The unemployment gap between economically weak and strong regions in the European Union increased during the financial crisis, Eurostat figures show.

The statistical office of the European Union published its Regional Yearbook 2013 (PDF version) today. The yearbook shows the development of figures related to economy, population, health, labour markets, education and a few more in 272 regions within the 27 European member states from 2008 and 2011.

Regions in south-European countries like Italy and Spain particularly suffered from drifting unemployment rates. In contrast, central and north-European countries showed a more homogenous development of employment figures.

Eurostat measures the dispersion of regional employment with a percentage – the smaller the value, the smaller the difference of different regions’ unemployment rates.

By 2007, this dispersion rate had fallen to a record low of 11.1%. During the financial crisis, however, it began rising steadily and reached 12.5% in 2011.

The rise was not distributed evenly over EU member states. Only half of the states for which data was available – the dispersion rates cannot be measured in some of the European Union’s smaller states – show increasing percentages, among them Italy, Spain, Romania and Bulgaria.

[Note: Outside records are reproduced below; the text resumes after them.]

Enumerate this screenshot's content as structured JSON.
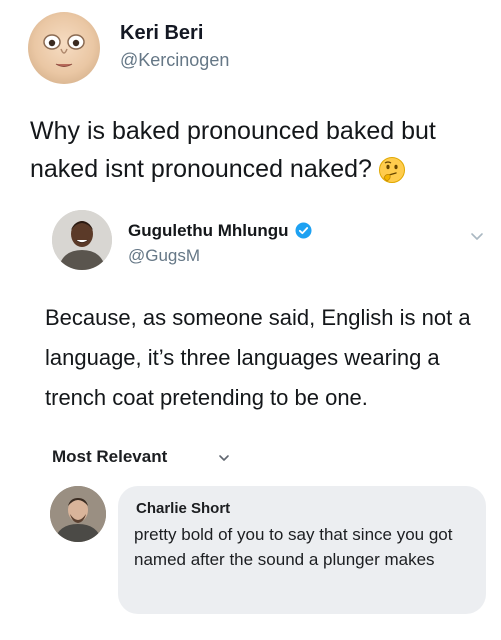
{
  "tweet": {
    "author_name": "Keri Beri",
    "author_handle": "@Kercinogen",
    "text": "Why is baked pronounced baked but naked isnt pronounced naked?",
    "emoji_icon": "thinking-face-emoji"
  },
  "reply_tweet": {
    "author_name": "Gugulethu Mhlungu",
    "author_handle": "@GugsM",
    "verified": true,
    "text": "Because, as someone said, English is not a language, it’s three languages wearing a trench coat pretending to be one.",
    "menu_icon": "chevron-down-icon"
  },
  "comments": {
    "sort_label": "Most Relevant",
    "sort_icon": "chevron-down-icon",
    "items": [
      {
        "author": "Charlie Short",
        "text": "pretty bold of you to say that since you got named after the sound a plunger makes"
      }
    ]
  },
  "colors": {
    "verified_blue": "#1da1f2",
    "handle_gray": "#657786",
    "bubble_bg": "#eceef1"
  }
}
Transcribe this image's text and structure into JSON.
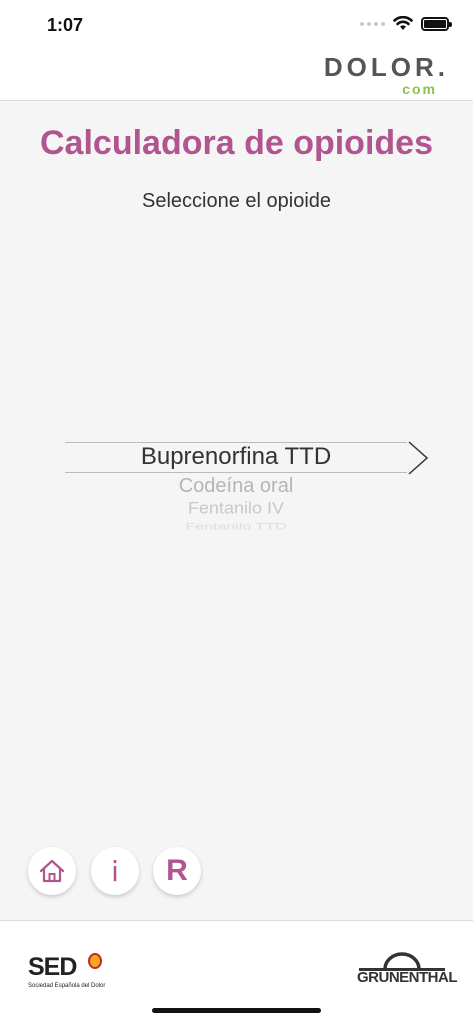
{
  "status_bar": {
    "time": "1:07"
  },
  "brand": {
    "main": "DOLOR.",
    "sub": "com"
  },
  "page": {
    "title": "Calculadora de opioides",
    "subtitle": "Seleccione el opioide"
  },
  "picker": {
    "options": [
      "Buprenorfina TTD",
      "Codeína oral",
      "Fentanilo IV",
      "Fentanilo TTD"
    ],
    "selected_index": 0
  },
  "buttons": {
    "info_label": "i",
    "r_label": "R"
  },
  "footer": {
    "sed_logo": "SED",
    "sed_caption": "Sociedad Española del Dolor",
    "grunenthal_logo": "GRÜNENTHAL"
  },
  "colors": {
    "accent": "#b0558f",
    "brand_green": "#8bc34a"
  }
}
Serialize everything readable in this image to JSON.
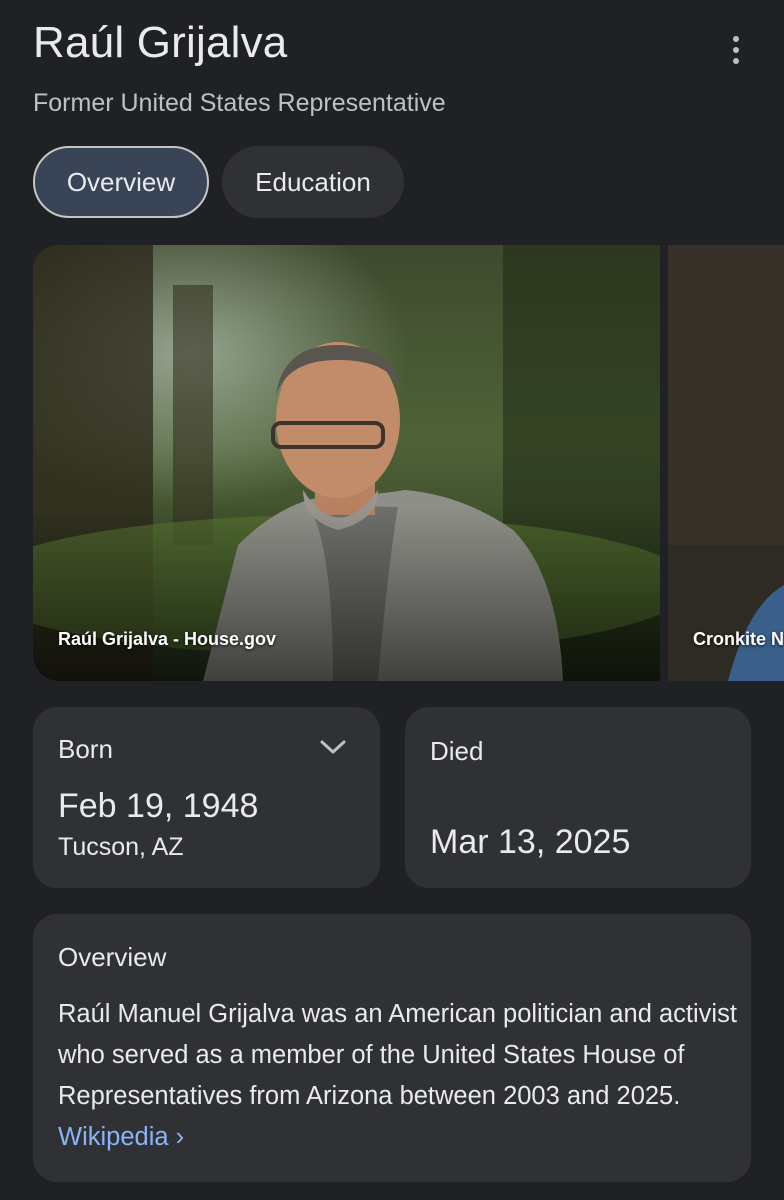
{
  "header": {
    "title": "Raúl Grijalva",
    "subtitle": "Former United States Representative"
  },
  "tabs": [
    {
      "label": "Overview",
      "active": true
    },
    {
      "label": "Education",
      "active": false
    }
  ],
  "images": [
    {
      "caption": "Raúl Grijalva - House.gov"
    },
    {
      "caption": "Cronkite N"
    }
  ],
  "born": {
    "label": "Born",
    "date": "Feb 19, 1948",
    "place": "Tucson, AZ"
  },
  "died": {
    "label": "Died",
    "date": "Mar 13, 2025"
  },
  "overview": {
    "heading": "Overview",
    "text": "Raúl Manuel Grijalva was an American politician and activist who served as a member of the United States House of Representatives from Arizona between 2003 and 2025.",
    "source_link": "Wikipedia ›"
  },
  "colors": {
    "background": "#202124",
    "card": "#303134",
    "active_tab": "#394457",
    "link": "#8ab4f8"
  }
}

Contrary to this, many central and north-European member states saw narrowing differences across their regions.

The European Union seeks to reduce gaps between unemployment rates in different EU regions. However, narrowing unemployment gaps do not necessarily mean that weaker regions catch up. It can also occur when stronger regions fall back on economic growth.

In about two thirds of the 272 European regions, fewer people had a job in 2011 than three years earlier. Eurostat offers an informative map of its regional statistics here.